On a much smaller scale our friends Saron Paz, Jose Subero and Kelly de Meyer joined forces to deal with the urban and human nature and the way they interact. Saron Paz and Jose Subero founded Guerrilla Green to experiment with the subtle warfare between the wild and the tamed, and to offer rebellious and fun courses of action.
A couple of months ago they invited Kelly de Meyer to illustrate the journey of Pit for an event in Zaandam, Holland. Pit is a seed that finds the Dutch winter way too cold and wants to be shipped off to warmer areas via balloon or boat. Based on this story, the participants of the event in Zaandam built their own floating devices and balloons to send Pit off into the big world.
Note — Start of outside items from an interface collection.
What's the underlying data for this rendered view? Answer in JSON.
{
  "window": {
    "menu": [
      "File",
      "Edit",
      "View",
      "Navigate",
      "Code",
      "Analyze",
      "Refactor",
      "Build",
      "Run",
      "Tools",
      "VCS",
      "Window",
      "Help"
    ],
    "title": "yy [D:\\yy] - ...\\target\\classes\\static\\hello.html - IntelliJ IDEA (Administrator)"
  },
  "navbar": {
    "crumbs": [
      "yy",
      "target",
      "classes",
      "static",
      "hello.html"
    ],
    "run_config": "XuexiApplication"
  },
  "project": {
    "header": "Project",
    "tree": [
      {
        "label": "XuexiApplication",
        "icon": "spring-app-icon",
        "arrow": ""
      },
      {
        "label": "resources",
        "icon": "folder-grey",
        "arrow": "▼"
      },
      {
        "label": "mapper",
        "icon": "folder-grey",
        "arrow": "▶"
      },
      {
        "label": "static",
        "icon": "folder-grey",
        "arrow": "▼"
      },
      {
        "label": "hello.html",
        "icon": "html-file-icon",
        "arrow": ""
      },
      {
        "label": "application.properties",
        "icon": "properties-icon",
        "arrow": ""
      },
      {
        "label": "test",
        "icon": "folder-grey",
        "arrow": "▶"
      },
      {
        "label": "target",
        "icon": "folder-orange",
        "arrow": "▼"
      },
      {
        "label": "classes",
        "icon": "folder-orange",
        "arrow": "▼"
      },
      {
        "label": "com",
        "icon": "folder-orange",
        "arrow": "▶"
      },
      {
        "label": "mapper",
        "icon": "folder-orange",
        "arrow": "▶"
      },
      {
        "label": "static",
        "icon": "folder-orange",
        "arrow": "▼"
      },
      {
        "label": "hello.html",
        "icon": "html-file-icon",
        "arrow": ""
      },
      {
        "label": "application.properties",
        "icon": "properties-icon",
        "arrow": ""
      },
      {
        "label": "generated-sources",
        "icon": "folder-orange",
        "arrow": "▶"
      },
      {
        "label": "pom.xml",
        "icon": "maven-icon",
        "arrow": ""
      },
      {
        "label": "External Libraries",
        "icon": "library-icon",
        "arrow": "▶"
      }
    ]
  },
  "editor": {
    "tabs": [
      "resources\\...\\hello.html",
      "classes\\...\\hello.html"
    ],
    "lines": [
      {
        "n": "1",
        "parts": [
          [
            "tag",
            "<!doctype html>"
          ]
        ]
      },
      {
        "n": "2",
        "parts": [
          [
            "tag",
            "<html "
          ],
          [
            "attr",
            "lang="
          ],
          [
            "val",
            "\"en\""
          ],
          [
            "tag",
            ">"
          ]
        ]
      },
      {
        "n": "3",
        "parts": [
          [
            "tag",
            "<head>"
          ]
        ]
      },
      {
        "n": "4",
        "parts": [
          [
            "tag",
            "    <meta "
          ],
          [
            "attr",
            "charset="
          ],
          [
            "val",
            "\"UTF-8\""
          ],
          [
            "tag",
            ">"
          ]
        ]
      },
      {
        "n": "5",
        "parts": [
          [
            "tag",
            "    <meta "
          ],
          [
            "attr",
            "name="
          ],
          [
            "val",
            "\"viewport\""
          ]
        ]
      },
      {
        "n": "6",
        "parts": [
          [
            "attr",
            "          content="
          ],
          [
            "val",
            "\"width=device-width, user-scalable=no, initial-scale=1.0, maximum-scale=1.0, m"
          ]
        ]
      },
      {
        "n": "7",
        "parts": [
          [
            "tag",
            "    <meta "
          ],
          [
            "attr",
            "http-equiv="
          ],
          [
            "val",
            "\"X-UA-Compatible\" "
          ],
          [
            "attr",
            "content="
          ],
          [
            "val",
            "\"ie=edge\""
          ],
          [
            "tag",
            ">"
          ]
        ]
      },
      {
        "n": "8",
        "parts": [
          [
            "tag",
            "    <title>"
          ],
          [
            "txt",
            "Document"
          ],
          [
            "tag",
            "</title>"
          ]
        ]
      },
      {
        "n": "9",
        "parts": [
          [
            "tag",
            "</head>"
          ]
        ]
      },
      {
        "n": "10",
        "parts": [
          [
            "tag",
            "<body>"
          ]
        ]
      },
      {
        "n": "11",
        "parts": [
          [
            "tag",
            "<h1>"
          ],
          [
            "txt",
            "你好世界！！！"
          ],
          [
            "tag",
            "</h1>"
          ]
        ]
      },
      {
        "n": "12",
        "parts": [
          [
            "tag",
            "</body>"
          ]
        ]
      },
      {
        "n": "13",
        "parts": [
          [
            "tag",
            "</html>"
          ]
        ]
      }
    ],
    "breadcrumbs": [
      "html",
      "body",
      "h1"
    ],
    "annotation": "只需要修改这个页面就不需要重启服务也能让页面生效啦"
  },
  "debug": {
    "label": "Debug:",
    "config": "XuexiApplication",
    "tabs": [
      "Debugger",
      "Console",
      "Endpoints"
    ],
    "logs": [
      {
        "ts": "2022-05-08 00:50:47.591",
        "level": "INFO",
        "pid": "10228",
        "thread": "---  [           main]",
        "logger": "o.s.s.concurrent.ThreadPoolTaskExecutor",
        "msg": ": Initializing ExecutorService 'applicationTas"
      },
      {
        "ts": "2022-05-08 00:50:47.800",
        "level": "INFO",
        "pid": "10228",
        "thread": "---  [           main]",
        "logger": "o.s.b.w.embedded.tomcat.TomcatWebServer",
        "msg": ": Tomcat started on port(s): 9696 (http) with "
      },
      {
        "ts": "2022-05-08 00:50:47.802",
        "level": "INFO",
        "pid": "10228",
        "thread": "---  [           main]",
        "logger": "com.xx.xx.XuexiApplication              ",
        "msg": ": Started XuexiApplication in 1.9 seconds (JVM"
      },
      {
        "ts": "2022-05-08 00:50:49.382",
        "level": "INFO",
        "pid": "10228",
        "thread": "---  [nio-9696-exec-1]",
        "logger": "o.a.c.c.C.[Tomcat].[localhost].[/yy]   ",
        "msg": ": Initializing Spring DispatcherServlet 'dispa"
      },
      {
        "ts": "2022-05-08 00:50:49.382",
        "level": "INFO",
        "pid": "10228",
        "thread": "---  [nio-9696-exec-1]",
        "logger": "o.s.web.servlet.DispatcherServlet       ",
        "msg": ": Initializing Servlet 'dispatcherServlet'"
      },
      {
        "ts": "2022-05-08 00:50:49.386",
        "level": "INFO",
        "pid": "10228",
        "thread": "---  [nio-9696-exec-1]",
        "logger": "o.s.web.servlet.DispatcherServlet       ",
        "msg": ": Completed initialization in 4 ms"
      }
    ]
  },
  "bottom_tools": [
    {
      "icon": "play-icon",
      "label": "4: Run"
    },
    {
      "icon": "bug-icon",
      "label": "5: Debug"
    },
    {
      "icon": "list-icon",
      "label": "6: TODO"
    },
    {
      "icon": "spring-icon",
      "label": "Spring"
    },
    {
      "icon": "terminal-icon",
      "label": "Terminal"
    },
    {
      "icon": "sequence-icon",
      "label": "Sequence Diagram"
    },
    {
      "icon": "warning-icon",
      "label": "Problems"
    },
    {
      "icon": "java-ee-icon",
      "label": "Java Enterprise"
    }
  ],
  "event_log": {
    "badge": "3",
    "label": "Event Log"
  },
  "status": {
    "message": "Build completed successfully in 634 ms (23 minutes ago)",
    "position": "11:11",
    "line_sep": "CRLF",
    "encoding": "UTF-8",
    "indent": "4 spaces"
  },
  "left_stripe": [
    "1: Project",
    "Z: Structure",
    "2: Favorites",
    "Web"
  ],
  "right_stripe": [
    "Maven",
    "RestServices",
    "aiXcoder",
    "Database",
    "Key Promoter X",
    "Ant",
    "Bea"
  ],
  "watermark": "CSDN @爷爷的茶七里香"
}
Saron Paz explains his vision like this: “Though the connection to the guerrilla gardening movement seems obvious I think we try to have a much more diverse and indirect approach to the subject or urban green. The main idea is not to be too self-righteous and to see it all from a different point of view. At the last event; as much as it was about spreading seeds I think it was about giving urban stressful inhabitants the chance to let loose. It was also about giving young possessive, consumer society driven children the chance to let go of their own creations for the ‘greater good’. I am always scared to be tagged as a ‘sustainable’ project cause I think it makes it all a bit petty and not interesting. I think life is more complex.”
While the event calls for action for more green and is as poetic as it is cute I’m not sure if the spread seeds measure up against the plastic and paper used to send them off. But while this event isn’t necessarily green it sends out the important message that we should be more gentle to mother nature. A message that, in my opinion, renders any critique about the not-so-green-execution of the project irrelevant.